So what are Google search operators? let’s say you’ve been hard at work, baking up the end all be all keyword master list for a new SEO project. You’ve compiled all the data Google’s keyword tool can dish out. You’ve got data for phrase searches, exact searches, broad searches. You’ve uncovered loads of juicy looking keywords with tons of search volume you’re just dying to start rocking and rolling on optimizing. Now what? How do you decide which keywords to start with, and which ones are even worth your while?
Enter Google search operators. Google search commands are an amazing way SEO ninjas like you can compile data relative to keyword competition, right from within the Google search engine itself. I bet you never thought to look there for keyword research, did you? The best part about it is the cost…Free ninety-free. Nothing to download, nothing to install. Let’s dive in.
Google Search Operators for Keyword Competition
While there are a ton of very cool Google advanced search operators, for keyword research, we will focus primarily on just a few of them.
The intitle: operator serves to find any existing sites within the index containing a certain string of words within the page title. How you input that string behind the operator will display different search results. For instance, the search intitle:”guide to SEO” will result in a list of all webpages in the index that have the exact phrase “guide to seo” in the page title. A search for intitle:SEO SEM will result in any webpages in the index that have the word seo, sem or both within a page title.
Along with the intitle operator, you can use the allintitle: tag. This will allow you to find webpages containing all the words preceding the Google search command in the page title. For example, a search for allintitle:seo guide will return any webpages containing both the words seo and guide within the title tag, for instance pages titled “SEO Guide”, “Guide to SEO”, and “SEO the Ultimate Guide” will show as results.
Similar to the intitle: operator, this tag allows you to find keywords within a particular URL. So, like with titles, we can find any site with the words “SEM” or “SEO” in the URL by entering the string inurl:SEM SEO.
We can also find URLs containing the string “guide to SEO” by entering inurl:”guide to SEO” and urls containing both “guide” and “seo” in the URL by entering allinurl:guide SEO.
Just as we found with both inurl: and intitle: we can use the inanchor: and allinanchor: search operators to find sites with particular keywords and phrases within anchor text.
Generally when a page is linking using keyword rich anchor text, chances are that page might be well optimized around those keywords.

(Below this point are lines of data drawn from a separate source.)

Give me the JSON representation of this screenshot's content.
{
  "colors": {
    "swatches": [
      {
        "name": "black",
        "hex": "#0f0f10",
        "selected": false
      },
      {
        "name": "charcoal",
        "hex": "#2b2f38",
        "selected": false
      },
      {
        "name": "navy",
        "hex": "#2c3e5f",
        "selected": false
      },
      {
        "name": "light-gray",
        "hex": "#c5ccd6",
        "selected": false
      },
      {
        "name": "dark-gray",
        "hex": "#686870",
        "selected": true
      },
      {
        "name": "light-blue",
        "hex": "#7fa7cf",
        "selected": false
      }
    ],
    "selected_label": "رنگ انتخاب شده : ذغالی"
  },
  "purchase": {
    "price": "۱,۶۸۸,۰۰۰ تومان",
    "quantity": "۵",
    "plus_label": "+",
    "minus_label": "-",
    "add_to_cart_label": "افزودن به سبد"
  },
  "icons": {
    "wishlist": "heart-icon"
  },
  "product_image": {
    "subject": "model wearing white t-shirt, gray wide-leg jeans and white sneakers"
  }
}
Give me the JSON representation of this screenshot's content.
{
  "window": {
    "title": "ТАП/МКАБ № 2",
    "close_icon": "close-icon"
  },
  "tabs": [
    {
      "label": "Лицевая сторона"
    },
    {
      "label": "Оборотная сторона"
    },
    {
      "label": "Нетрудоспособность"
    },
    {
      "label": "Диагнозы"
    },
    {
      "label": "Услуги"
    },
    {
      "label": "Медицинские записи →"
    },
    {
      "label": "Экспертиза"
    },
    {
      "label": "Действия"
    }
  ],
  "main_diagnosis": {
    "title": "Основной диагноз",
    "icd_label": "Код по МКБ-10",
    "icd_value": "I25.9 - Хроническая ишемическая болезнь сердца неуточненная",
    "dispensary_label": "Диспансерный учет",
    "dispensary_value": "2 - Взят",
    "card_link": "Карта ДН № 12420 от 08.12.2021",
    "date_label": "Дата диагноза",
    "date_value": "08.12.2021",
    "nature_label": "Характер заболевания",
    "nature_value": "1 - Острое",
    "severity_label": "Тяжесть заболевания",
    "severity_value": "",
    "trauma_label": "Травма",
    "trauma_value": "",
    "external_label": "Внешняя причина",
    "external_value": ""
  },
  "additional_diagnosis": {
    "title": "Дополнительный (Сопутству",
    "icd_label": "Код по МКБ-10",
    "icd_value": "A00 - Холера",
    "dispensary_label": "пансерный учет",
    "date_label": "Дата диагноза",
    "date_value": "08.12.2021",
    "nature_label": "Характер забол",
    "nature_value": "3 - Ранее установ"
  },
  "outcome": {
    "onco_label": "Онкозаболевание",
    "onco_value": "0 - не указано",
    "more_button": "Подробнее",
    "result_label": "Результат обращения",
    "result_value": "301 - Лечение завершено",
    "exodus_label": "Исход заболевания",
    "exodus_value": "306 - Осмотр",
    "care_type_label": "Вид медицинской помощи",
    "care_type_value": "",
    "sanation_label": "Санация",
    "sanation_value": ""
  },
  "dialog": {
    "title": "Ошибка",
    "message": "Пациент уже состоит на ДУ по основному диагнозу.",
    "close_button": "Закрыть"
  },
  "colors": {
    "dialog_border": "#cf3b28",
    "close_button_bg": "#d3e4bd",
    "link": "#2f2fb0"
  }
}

While a little less clear in terms of competition signals, the intext: and allintext: operators can be used to find webpages containing certain keywords or keyphrases within the actual content of the page.
Typically you will find these numbers to be quite large and unclear as to the actual competitive nature of the keyword or string, due to a slew of pages that may have contain thousands of words but only producing your keyword 1/1000. However, finding a very low number returned in these results with this Google search trick can indicate an exceptionally juicy keyword that may have little to no competition.
Identifying the Actual Competition
When presented with results using one of our above Google search commands, just looking at the indicated “About X,XXX Results” at the top of the search page can be very misleading. Quite regularly you will find for many keywords, the results shown at the top of the first page may be in the thousands, yet the results may only be a few hundred.
A great way to find the exact number is to navigate to the last page of the results (once you’ve done your Google advanced search operator of course). Yes, I know this may seem like the most tedious task known to man. That’s why I have a Google search trick to save you the precious time that could be spent stalking your friends on Facebook. First, head to the 10th page in the search results. Then locate the search result URL in the browser navigation and find where it says “start=90″. Change this 90 to 990 and hit enter.
This should hopefully land you on the last page of the search results. If it doesn’t, this is probably a keyword left for later. You should now see a more accurate count of your keyword competitors.
Hopefully with this newfound knowledge of Google search operators, you’ll now have another weapon to add to your keyword research arsenal. Have fun and happy hunting ninjas.